If you turn a plastic bottle or container upside-down, you will see a symbol with arrows in a triangular shape. This symbol tells us what sort of plastic the container is made out of, and whether the container can be recycled.
The number in the centre of the triangle indicates the polymer the plastic is composed of, which helps consumers identify plastics for recycling. So what do they mean?
Number 1 and 2 plastics account for approximately 96% of plastic bottles and containers in the U.S., according to the Society of the Plastics Industry.
#1 - PET or PETE: polyethylene terephthalate is used in many soft drink, water, and juice bottles. It's easily recycled, and is accepted by almost all plastic recycling centers.
#2 - HDPE: high-density polyethylene is used in milk jugs, detergent and shampoo bottles. It is the most widely recycled type of plastic, accepted by most programs. Read more in the forum discussion:Wanted: Baled and Sorted Plastic Milk Bottles
#3 - PVC: Vinyl or polyvinyl chloride is used in some cling wraps, many children's toys, fashion accessories, shower curtains. It is recyclable but there are few companies that will manage this stream. There have been programs such as Recovinyl designed to incentivise the collection of PVC waste from the non-regulated PVC waste streams.
#4 - LDPE: low-density polyethylene is used in plastic shopping bags, some cling wraps, some baby bottles and reusable drink & food containers. It is recyclable at most recycling centers but generally not taken through in curbside programs.
#5 - PP: polypropylene is used in yogurt containers, and many reusable food and drink containers. It is recyclable in some curbside programs and most recycling centers.
#6 - PS: polystyrene is used in takeout food containers and egg containers. As it has been found to leach styrene (a neurotoxin), it has been banned in cities including Portland, Ore. and San Francisco. Most polystyrene products are currently not recycled due to the lack of incentive to invest in the compactors and logistical systems required

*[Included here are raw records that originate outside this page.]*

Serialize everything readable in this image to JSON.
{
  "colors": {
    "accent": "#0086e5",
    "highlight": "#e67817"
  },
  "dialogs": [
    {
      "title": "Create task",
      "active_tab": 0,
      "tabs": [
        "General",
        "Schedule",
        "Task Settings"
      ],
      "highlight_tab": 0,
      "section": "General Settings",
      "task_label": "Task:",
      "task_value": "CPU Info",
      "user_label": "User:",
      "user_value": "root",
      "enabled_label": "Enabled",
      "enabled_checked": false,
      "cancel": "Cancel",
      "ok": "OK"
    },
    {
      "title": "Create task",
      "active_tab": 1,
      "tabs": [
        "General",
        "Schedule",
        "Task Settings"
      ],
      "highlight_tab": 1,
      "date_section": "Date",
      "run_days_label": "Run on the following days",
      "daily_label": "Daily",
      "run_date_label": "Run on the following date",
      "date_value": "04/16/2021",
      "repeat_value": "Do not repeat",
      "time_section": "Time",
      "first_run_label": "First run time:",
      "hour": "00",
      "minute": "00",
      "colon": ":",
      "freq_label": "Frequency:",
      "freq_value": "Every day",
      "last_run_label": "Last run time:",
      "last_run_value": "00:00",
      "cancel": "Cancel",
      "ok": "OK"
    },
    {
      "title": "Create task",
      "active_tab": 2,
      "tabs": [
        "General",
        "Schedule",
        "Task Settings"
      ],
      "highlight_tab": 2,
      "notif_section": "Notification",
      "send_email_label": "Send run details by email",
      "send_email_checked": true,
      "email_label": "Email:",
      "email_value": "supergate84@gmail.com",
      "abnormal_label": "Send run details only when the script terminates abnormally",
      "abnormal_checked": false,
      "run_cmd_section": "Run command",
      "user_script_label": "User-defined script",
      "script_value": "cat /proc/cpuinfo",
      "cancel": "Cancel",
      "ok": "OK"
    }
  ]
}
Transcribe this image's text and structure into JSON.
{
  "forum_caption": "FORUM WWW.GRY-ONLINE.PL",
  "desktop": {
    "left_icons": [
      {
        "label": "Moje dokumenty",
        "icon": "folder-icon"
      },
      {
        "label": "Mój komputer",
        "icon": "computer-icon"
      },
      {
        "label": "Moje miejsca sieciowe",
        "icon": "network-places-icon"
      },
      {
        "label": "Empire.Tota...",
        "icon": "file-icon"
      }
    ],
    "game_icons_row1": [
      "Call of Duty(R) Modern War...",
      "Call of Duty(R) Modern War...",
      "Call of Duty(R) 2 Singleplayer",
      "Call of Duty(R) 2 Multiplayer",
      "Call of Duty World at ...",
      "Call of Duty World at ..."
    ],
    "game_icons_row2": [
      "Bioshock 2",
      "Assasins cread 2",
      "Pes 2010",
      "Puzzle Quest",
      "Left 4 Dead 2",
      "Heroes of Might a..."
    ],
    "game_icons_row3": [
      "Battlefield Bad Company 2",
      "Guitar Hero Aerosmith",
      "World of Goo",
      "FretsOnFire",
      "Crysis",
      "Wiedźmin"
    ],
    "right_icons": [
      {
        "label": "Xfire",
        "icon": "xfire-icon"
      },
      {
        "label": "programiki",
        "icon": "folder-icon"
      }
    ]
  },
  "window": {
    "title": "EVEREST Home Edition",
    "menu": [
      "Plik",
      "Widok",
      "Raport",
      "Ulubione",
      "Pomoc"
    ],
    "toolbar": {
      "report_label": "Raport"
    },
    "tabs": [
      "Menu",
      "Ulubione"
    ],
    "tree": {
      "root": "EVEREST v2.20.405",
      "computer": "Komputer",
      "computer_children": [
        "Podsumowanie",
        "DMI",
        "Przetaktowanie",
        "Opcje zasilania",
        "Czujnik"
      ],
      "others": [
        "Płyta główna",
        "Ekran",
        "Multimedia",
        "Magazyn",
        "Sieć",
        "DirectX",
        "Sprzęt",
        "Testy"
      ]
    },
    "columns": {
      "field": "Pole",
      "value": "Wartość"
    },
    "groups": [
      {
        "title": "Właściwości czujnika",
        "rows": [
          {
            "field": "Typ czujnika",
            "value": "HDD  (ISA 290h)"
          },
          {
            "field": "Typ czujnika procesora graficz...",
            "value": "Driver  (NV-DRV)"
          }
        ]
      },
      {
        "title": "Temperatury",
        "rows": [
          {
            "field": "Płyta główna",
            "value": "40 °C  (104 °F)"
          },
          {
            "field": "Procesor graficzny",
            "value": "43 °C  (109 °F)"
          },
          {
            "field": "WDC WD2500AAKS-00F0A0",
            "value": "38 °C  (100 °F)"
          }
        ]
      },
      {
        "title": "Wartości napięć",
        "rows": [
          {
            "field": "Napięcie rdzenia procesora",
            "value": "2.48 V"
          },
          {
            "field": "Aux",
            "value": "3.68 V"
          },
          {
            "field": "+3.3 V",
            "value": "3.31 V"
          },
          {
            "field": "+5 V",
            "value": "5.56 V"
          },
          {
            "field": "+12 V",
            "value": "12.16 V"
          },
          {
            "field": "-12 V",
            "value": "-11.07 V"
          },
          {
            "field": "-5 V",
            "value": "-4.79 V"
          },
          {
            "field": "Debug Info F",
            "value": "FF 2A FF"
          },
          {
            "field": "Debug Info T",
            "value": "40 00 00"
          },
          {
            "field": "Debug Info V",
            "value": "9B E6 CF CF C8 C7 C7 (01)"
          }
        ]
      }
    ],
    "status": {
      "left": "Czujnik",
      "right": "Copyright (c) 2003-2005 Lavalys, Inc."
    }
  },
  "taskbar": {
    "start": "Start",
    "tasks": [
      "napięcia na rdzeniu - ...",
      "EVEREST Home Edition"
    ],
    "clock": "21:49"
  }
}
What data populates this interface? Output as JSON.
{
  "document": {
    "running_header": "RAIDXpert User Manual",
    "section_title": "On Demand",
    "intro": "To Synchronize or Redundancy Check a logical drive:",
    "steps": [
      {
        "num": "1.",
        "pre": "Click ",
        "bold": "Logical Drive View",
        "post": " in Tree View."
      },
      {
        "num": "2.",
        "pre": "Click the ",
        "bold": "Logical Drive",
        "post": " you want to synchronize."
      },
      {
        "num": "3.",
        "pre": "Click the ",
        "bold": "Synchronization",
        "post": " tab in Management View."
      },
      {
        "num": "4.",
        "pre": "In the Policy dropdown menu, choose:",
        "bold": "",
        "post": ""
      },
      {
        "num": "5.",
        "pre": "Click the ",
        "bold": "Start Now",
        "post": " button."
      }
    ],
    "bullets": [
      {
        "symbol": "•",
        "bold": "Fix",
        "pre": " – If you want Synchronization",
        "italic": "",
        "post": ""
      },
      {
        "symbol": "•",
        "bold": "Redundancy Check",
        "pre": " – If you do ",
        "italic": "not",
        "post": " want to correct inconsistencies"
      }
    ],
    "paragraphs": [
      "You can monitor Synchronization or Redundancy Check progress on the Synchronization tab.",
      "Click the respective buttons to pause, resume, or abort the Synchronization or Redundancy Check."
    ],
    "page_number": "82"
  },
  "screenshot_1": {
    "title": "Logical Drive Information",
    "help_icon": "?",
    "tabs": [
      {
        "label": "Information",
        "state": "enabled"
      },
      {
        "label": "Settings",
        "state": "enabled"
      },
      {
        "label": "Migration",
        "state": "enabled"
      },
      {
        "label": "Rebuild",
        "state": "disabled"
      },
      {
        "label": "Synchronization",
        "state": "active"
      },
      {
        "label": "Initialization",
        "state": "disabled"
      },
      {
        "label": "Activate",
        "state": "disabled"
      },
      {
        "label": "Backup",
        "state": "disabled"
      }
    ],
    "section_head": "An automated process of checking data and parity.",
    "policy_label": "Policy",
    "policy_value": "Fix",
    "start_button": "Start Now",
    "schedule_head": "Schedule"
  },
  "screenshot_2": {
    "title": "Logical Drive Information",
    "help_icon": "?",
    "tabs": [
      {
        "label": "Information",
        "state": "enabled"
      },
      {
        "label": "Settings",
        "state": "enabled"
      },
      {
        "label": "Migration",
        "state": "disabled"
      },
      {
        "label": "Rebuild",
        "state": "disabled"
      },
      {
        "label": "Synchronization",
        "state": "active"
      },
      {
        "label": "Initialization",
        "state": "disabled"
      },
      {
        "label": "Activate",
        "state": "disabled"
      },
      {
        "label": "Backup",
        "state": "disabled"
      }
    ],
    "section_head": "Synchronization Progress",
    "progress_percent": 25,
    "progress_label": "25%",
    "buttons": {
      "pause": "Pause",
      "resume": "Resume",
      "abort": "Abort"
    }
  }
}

#7 – Everything else. Material classified here is often polycarbonate or ABS, and properties will depend on the polymers or combination of polymers. It gets more tricky here and recyclability must be looked at on an individual basis.